Martin van Beynen
People have been telling me I look downcast these days.
"Cheer up and look the world in the eye," they say.
I thank them for their concern. It would take too long to explain.
If I had the time I would tell them I have embarked on a PhD in a new field called podo-linguistics.
Simply put, and believe me this is a highly technical area, podo- linguistics is the study of what our footwear says about our personality.
Because feet are at the lower end of the body I need to spend my days looking down, hence the misleading impression.
I intend to complete New Zealand's first doctorate on the subject, so inspired am I by University of Brighton (England) senior lecturer Dr Christopher Morriss-Roberts, who teaches in the School of Health Professions.
Morriss-Roberts attracted worldwide attention this week for his groundbreaking finding that highly coloured sporting footwear sends the signal the wearer is masculine, cocky and highly skilled. Based on his vast sample group of eight gym bunnies, Morriss-Roberts also concluded more modest sportsmen wore black or neutral coloured sporting footwear to avoid attracting unwanted attention from aggressors and all-white sport shoes were considered ultra- macho and worn by direct and aggressive types.
Now a bright coloured pair of running shoes could simply indicate you just sacrificed a bit of cred because the shoes were on special or that you are, in fact, a pillock, but I want to assure you this is a highly credible field of study.
Soon recruitment agents will just look at your footwear to judge your suitability for the job. Bosses will determine your mood and alertness by the sort of shoes you have chosen to wear for the day.
For instance, as part of my study I have just interviewed a colleague who is wearing black Converse sneakers when normally she is a high heels, high wedge type of gal. She told me she was a bit hung over and couldn't be bothered with the usual palaver.
She also had to walk to work and wouldn't be seen dead in jeans and ordinary sneakers.
What do we deduct from this data? At first blush it would appear my colleague is a pragmatic, practical woman who is nonetheless not prepared to commit fashion sins for the sake of comfort and efficiency.
I'm not sure how this is useful but don't forget, with my limited research sample of one, I cannot claim anything near the expertise of my colleague Morriss-Roberts with his sample of eight.
Now I know what you are thinking. You are thinking my research is going to be typical of most PhDs. It will have no relevance or use in real life other than to confirm what we already know and to prolong the university career of someone who would otherwise be waiting on tables or cleaning cars.
How wrong you are.
A quick internet search shows a person trained in podo-linguistics can, for instance, detect the rank and status of people involved in youth/gang cultures.
A police officer trained in my field could tell instantly whether the gang member he was confronting was highly ranked and therefore a prospect for mediation or a young hothead with a reputation to make.
In football, Sir Alec Ferguson often criticised the choice of his and other players' footwear and reminded younger players that bright boots attracted unwanted attention from opponents.

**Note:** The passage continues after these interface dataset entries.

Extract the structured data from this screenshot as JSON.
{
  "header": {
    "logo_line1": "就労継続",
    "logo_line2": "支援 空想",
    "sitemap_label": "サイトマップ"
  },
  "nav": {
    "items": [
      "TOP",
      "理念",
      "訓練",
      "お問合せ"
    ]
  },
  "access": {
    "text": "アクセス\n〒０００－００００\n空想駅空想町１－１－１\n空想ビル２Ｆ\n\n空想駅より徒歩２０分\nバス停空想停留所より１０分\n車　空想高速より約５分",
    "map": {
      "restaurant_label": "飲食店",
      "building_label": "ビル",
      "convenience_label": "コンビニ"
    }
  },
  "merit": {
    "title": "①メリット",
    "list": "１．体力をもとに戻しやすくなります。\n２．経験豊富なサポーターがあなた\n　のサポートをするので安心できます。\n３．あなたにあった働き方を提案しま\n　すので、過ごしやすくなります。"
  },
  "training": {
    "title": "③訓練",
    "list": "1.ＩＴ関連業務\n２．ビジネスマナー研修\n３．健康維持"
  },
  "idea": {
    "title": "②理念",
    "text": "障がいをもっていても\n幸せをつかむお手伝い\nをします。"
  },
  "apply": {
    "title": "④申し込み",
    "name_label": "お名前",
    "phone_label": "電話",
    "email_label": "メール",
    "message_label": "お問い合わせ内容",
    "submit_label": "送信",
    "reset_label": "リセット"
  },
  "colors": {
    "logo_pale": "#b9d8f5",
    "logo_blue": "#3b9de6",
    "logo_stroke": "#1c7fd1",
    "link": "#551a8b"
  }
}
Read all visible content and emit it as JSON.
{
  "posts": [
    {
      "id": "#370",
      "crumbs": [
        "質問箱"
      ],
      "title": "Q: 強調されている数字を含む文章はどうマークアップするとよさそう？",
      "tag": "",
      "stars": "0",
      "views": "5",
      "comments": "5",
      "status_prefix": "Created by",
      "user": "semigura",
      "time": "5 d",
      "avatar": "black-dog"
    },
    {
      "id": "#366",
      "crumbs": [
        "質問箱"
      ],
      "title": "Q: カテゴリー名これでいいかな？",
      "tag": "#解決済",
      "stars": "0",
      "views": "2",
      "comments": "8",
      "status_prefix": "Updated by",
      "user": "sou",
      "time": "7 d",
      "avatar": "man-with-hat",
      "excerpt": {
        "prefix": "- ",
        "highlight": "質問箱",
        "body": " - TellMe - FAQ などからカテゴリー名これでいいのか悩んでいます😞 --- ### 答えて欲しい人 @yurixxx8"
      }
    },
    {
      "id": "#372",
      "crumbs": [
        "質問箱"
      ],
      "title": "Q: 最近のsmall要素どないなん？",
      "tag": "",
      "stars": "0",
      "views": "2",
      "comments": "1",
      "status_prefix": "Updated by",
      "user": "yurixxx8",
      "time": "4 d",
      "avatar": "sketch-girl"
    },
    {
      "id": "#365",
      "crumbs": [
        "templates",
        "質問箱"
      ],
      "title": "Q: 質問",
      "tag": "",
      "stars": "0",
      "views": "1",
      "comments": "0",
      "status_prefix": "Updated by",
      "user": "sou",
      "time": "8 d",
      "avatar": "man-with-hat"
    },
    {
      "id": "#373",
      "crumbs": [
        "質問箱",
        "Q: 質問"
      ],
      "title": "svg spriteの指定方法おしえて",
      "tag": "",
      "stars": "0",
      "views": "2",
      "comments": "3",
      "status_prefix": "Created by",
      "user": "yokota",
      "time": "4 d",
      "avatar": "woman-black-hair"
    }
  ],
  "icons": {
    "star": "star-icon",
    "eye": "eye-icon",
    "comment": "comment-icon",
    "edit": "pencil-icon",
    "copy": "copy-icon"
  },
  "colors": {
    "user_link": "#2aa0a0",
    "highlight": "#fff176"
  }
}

Using insight provided by podo- linguistics, All Blacks coach Steve Hansen could give his players a selection of boots of various colours to choose and base his team on who selects what.
We all know a well-maintained pair of brogues suggests steadiness and status. A $2000 pair of Italian dress shoes with kidskin inners convey a man with style and, more importantly, money.
And those pointy, elongated loafers which were all the rage last year? They scream fashion victim and trend surfer. Further study, however, provides much more nuanced information.
Take someone wearing a top brand of shoes which are scuffed and neglected.
An uneducated person might conclude the wearer is a well-off person of refined taste who is unfortunately a bit untidy. A podo- linguist would consider a large range of scenarios.
The wearer might in fact be indigent and impoverished and have picked up the shoes from a second-hand store.
Or the person might be a professional who has a chaotic home life and therefore lacks the time to polish his or her shoes. Another possibility is the wearer is attracted to luxury goods but loses interest as soon as he has acquired the desired objects.
As you can see only a podo- linguist could make these sophisticated deductions. Only by these small and subtle steps is the wealth of human knowledge advanced.
- The Press